President Roosevelt introduced the minimum wage in 1938 under the Fair Labor
Standards Act to maintain a “minimum standard of living necessary for health, efficiency and general well-being, without substantially curtailing employment”. It’s now 77 years later and the ideal minimum wage is still a topic under nation and
President Obama has called on Congress to raise the federal minimum wage from $7.25 to $10.10 an hour.

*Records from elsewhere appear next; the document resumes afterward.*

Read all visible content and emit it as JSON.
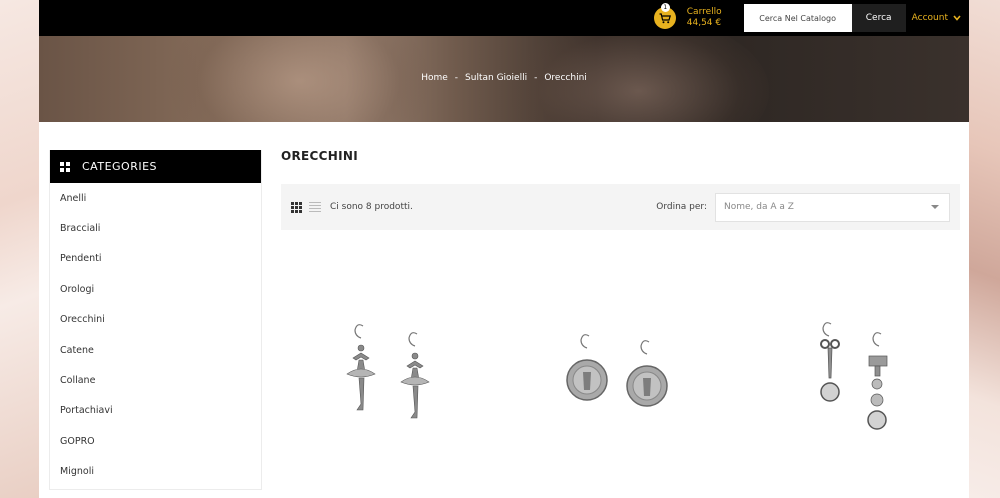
{
  "header": {
    "cart": {
      "label": "Carrello",
      "total": "44,54 €",
      "badge": "1"
    },
    "search": {
      "placeholder": "Cerca Nel Catalogo",
      "button": "Cerca"
    },
    "account": {
      "label": "Account"
    }
  },
  "breadcrumb": [
    "Home",
    "Sultan Gioielli",
    "Orecchini"
  ],
  "breadcrumb_sep": "-",
  "sidebar": {
    "title": "CATEGORIES",
    "items": [
      "Anelli",
      "Bracciali",
      "Pendenti",
      "Orologi",
      "Orecchini",
      "Catene",
      "Collane",
      "Portachiavi",
      "GOPRO",
      "Mignoli"
    ]
  },
  "main": {
    "title": "ORECCHINI",
    "count": "Ci sono 8 prodotti.",
    "sort_label": "Ordina per:",
    "sort_value": "Nome, da A a Z"
  },
  "colors": {
    "accent": "#e8b21f",
    "topbar": "#000000"
  },
  "icons": {
    "cart": "cart-icon",
    "search": "search-icon",
    "chevron": "chevron-down-icon",
    "grid_view": "grid-view-icon",
    "list_view": "list-view-icon"
  }
}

Currently 29 states have set their minimum wage above the federal level, including Oregon, which now holds the highest wage behind the state of Washington at $9.47 and D.C. at $9.50.
At the beginning of this year, Oregon saw an increase from $9.10 to $9.25. The 15- cent raise is part of an automatic annual adjustment that uses calculations based on the US City Average Consumer Price Index for All Urban Consumers to account for inflation.
Nick Beleiciks, Oregon’s state employment economist, notes that while “the buying power of the U.S. minimum wage has been eroded by inflation since the last time it was raised in 2009… Tying Oregon’s minimum wage to inflation has successfully preserved the buying power earned from each hour worked by people in minimum wage jobs.”
The Bureau of Labor and Industries reports that roughly 142,000 Oregon workers received the 15-cent raise —that’s less than 10% of Oregon’s labor market. Still, state commissioner, Brad Avakian, expects the increase to generate $25 million in new consumer spending this year.
According to the Massachusetts Institute of Technology’s Living Wage calculator, Oregon’s adjusted minimum wage is still not enough to provide an individual with the economic security to support a family.
The 2014 Oregon Workforce Report by the University of Oregon Labor Education and Research Center finds that over 1 million Oregonians rely on food stamps and other public services. “Oregon has one of the highest percentages of workers receiving state assistance and one of the lowest corporate tax rates in the country,” the report states, “The cost of providing this assistance is high—taxpayers subsidize
corporations’ reliance on a low-wage workforce to the tune of $1.7 billion a year.”
Seattle has agreed to gradually increase the city’s minimum wage to $15 beginning this April, inspiring similar movements in over 190 U.S. cities. In Oregon, Multnomah County’s Board of Commissioners voted last December to raise the minimum wage for workers employed by the county to $15 by July 2016, making it the first and largest county in the state to do so.
Proposal LC1911, drafted by Portland group PDX 15 Now, would begin increasing wages in 2016 leading to a $15 living wage in 2017. The draft bill received sponsorships from 10 Democratic lawmakers this past December, including Ashland’s Rep. Peter Buckley and Medford’s Sen. Alan Bates. Critics acknowledge that too high of an increase could result in unemployment for least-skilled workers, low-wage workers being disqualified for state benefits, and increased competition in the labor market.
“An EC 201 or EC 202 student would say that some businesses will hire fewer workers if wages go up, but some businesses may see more sales if their customers’ incomes rise,” notes Beleiciks.
Considering the scope of the $15 wage increase, Beleiciks says that its affects on the labor market remain uncertain, “About 40 percent of the jobs in Oregon pay $15 per hour or less. There hasn’t been an increase in Oregon’s minimum wage in recent history that affected that many jobs.”
Legislature will convene in February with an expanded Democratic majority. Be sure to stay informed on the progression of LC1911; it could be on this year’s ballot.